After reading hundreds of African-American weeklies from the WWII era, I felt as though I had been introduced to a new country—the one I had always lived in (minus a few years) but didn’t entirely know. That experience, plus the understanding I gained as a result of the patience, generosity, intellect and warmth of the former Pepsi professionals, mostly in their 90s when I met them, is a gift that is still being opened. When I asked the men what the main message was they wanted me to convey about their pioneering careers, several had a similar thought: They said they had to accept from the start that all their education, training and work experience wasn’t likely to be fully rewarded. That would be denied to them because of the status of African-Americans then. Instead, they found that studying another language, earning a higher degree, traveling, managing a difficult job, meeting important people—all the things that go into creating a “good resume”—had created for them a wonderful life. The journey itself was the reward. It’s a lesson I embrace and constantly share. (Photos are of member of the Pepsi sales team, led by Edward Boyd, in 1948 and in 2007.)

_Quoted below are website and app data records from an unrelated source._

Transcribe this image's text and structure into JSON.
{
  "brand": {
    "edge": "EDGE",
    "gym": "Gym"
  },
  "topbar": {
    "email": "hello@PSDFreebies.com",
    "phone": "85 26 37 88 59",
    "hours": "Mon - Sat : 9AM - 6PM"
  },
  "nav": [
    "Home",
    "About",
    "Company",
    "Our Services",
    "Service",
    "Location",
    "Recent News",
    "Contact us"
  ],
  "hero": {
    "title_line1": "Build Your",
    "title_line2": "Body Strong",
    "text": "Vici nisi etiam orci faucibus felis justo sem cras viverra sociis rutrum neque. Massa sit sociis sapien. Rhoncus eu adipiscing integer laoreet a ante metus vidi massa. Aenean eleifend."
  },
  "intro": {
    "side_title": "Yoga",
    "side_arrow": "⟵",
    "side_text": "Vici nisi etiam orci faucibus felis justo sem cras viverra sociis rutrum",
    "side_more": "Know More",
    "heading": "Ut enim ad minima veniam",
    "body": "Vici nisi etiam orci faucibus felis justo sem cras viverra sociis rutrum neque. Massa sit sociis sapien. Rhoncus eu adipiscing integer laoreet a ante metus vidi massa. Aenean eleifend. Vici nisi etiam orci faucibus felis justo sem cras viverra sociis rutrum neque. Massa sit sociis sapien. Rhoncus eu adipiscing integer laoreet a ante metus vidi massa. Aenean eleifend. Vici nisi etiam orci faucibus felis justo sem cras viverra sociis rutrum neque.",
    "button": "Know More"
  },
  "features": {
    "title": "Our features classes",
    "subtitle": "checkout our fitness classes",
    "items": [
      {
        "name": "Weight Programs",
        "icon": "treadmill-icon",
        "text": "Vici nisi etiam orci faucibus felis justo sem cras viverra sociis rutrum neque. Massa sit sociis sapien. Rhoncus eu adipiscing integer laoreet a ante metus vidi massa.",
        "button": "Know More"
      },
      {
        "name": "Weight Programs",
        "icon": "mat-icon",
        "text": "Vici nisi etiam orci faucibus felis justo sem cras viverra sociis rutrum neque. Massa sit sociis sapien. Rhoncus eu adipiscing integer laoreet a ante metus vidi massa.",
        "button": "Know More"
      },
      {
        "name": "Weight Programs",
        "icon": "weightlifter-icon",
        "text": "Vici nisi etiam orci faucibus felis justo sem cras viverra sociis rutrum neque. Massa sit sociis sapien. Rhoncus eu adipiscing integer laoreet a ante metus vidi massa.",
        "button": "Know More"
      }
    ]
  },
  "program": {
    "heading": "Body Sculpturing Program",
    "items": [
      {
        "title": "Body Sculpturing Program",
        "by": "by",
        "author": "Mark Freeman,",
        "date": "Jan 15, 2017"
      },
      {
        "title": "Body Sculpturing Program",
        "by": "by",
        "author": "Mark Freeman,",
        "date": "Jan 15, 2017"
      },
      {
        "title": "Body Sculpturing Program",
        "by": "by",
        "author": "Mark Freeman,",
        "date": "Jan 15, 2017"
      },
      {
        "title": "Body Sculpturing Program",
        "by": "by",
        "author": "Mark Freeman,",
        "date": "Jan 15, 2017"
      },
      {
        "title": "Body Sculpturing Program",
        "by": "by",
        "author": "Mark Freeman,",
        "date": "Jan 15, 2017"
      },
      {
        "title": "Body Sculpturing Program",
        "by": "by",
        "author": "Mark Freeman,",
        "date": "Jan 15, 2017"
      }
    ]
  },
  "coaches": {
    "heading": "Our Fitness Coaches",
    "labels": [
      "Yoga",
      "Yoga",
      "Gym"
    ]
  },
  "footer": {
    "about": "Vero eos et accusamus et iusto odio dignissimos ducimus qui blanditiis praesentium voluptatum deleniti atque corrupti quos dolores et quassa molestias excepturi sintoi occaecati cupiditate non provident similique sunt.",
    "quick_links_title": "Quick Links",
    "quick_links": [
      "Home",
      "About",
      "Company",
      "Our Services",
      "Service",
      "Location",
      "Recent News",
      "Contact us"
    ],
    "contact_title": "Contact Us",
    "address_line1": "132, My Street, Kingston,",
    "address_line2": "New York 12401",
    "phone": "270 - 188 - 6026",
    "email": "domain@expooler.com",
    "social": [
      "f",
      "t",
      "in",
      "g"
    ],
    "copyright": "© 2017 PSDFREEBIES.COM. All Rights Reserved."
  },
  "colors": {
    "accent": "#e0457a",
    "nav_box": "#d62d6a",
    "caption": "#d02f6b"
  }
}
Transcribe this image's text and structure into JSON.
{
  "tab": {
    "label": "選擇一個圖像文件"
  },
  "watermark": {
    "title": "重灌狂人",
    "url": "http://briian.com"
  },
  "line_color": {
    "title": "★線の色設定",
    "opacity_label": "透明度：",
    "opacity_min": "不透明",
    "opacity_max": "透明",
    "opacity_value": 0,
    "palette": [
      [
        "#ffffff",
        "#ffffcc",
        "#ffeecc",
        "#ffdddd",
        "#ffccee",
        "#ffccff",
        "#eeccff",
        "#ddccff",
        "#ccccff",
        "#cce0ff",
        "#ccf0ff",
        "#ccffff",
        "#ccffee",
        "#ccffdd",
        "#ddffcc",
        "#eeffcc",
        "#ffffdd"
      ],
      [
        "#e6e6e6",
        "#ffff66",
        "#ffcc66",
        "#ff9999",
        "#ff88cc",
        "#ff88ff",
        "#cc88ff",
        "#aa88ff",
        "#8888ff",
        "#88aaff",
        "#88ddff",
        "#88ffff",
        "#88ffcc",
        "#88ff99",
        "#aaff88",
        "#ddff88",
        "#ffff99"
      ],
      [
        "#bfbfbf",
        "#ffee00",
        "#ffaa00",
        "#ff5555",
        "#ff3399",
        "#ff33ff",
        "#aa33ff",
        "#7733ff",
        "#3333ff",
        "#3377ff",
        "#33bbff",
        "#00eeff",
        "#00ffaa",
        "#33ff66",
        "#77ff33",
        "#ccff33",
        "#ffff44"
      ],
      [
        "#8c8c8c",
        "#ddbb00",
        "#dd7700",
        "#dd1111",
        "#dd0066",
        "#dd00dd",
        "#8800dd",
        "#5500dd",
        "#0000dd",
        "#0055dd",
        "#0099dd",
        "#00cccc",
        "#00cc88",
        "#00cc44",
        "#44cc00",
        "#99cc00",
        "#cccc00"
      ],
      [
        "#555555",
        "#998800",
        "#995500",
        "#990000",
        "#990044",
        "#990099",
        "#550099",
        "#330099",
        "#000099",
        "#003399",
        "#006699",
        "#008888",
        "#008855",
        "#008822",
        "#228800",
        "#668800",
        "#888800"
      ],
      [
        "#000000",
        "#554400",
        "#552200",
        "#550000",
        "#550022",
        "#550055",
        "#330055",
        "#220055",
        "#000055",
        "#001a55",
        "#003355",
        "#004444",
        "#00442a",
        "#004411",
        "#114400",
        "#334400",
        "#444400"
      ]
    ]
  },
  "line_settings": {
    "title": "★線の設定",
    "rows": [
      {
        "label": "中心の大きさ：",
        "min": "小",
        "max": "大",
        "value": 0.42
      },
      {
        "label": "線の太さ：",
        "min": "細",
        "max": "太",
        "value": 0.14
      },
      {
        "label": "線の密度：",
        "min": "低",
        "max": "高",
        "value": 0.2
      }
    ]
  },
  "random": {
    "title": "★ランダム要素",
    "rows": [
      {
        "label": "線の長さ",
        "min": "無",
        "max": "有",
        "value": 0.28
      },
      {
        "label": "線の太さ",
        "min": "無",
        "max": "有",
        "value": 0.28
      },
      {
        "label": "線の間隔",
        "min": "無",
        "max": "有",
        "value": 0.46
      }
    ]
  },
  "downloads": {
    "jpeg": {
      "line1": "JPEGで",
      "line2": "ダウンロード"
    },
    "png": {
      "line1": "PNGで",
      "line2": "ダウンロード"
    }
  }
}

In 1992, I formed a production company where I could create independent works of substance across all platforms. (No relation to the U.K. company of a similar name.) Substantial Films Inc. is based in Manhattan; 212-600-1280.
Take a look at the SFI website;